STOP. Have you experienced any of these things at work? How you feel and show up at work might be a direct response to the environment you are in or the past trauma you have experienced as an employee.
My Experience as a Career Coach & Resume Writer
As part of the resume upgrade process, I meet with each client one-on-one to discuss their work history. I realize that as employees, we spend so much time "doing the work" that we forget to pause and document our successes. These calls are meant to uncover critical things people forget to list on their resumes.
However, sometimes the conversation goes much deeper.
For one client, he was a District Manager for a storage company, and each week he had to evict customers who were already experiencing hard times—no home with all their possessions in a storage unit. It broke him. He hated going to work and was even offered to pay for a customer's rent to avoid evicting them. He expressed this to his manager for two years and asked for a different role, yet nothing happened. Luckily, he was already in a new position when we spoke, but you could hear the pain and frustration in his voice.
Another client loved his position but hated the work culture. It was a production company where the manager expected you to work 55 hours per week (salaried employee, so no paid overtime). He was managing a team of 63 employees across the entire second shift with little to no leadership support. He went to work frustrated every day and was mentally checked out from everything. He stopped caring about metrics and targets because he felt as if the company did not care about him as a person.
These are just two examples, but according to Gallup, 54% of workers are "not engaged" -- they are psychologically unattached to their work and company. Not all employees start off this way.
My Experience as an Employee
Writing this blog brought up some workplace traumas for me. I started working my first part-time during my senior year of high school at a fast-food restaurant and have worked ever since.

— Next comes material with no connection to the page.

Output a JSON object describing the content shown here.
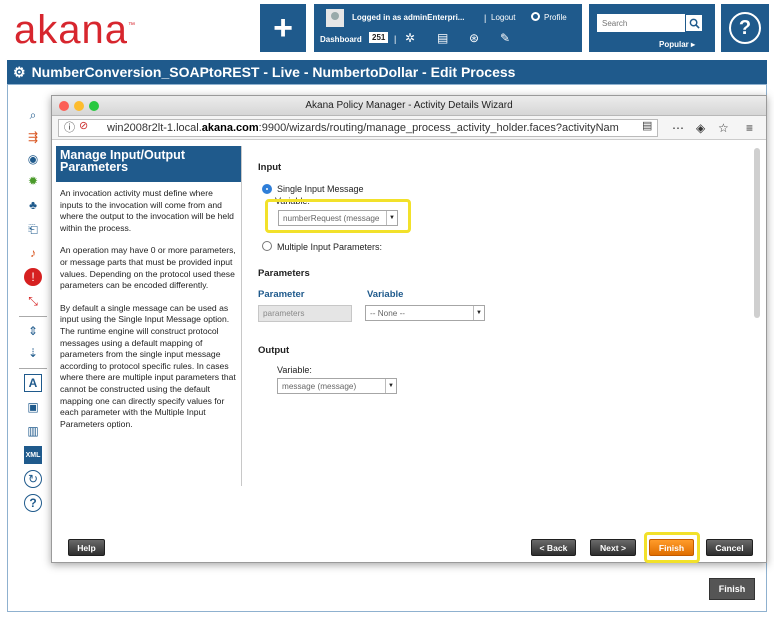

Now, working at a fast-food restaurant comes with its own set of stressors—trying to beat the clock to get customers in and out, serving in the drive-thru regardless of snow/rain/heat/etc., and smelling like food each day.
One summer, the restaurant was robbed at gunpoint. I had just moved from the cash register and was only a few feet away when it happened. The cashier screamed, "< Manager's Name>, he got a gun!". I ran toward the back emergency exit and heard one gunshot, and kept running. Once I made it outside, I looked to my left, and he was running in the same direction. I began to run faster. He veered into an alley and started running the other way.
Luckily, no one was injured in that situation. Having the feeling of safety taken away from you at work can play with your mind. As I think about it, (unconsciously) I forged excellent working relationships with the building security guards and personnel at each job since then. Interesting.
Personally, I have experienced depression, situational depression, presenteeism at work, and even overworking (which can be a trauma-response) to avoid personal issues.
What Can Employers Do?
Here are just a few suggestions of what employers can do to address these issues (below).
Proactively talk to your employees and ask for ways to support them (create a safe space for honest dialogue)
If your company offers an Employee Assistance Program (or EAP), be sure to publicize it and educate employees on how to access this benefit
Bring in a medical professional or counselor and raise awareness about depression in the workplace and its effect on productivity
Offer a list of local mental health resources for employees (i.e. support groups)
Encourage employees to use all their vacation days/paid time off (PTO)
Reduce the stigma surrounding mental health conditions by speaking up
Call out and remove toxic executives, managers, and employees
Again, as a Career Coach and advocate for employees, I hope this blog sparks some much needed conversation. If you are looking need advice on how to “coach” you boss check out my article (here). If your current workplace is not a good fit for you mentally and emotionally, feel free to check out the services I provide (here).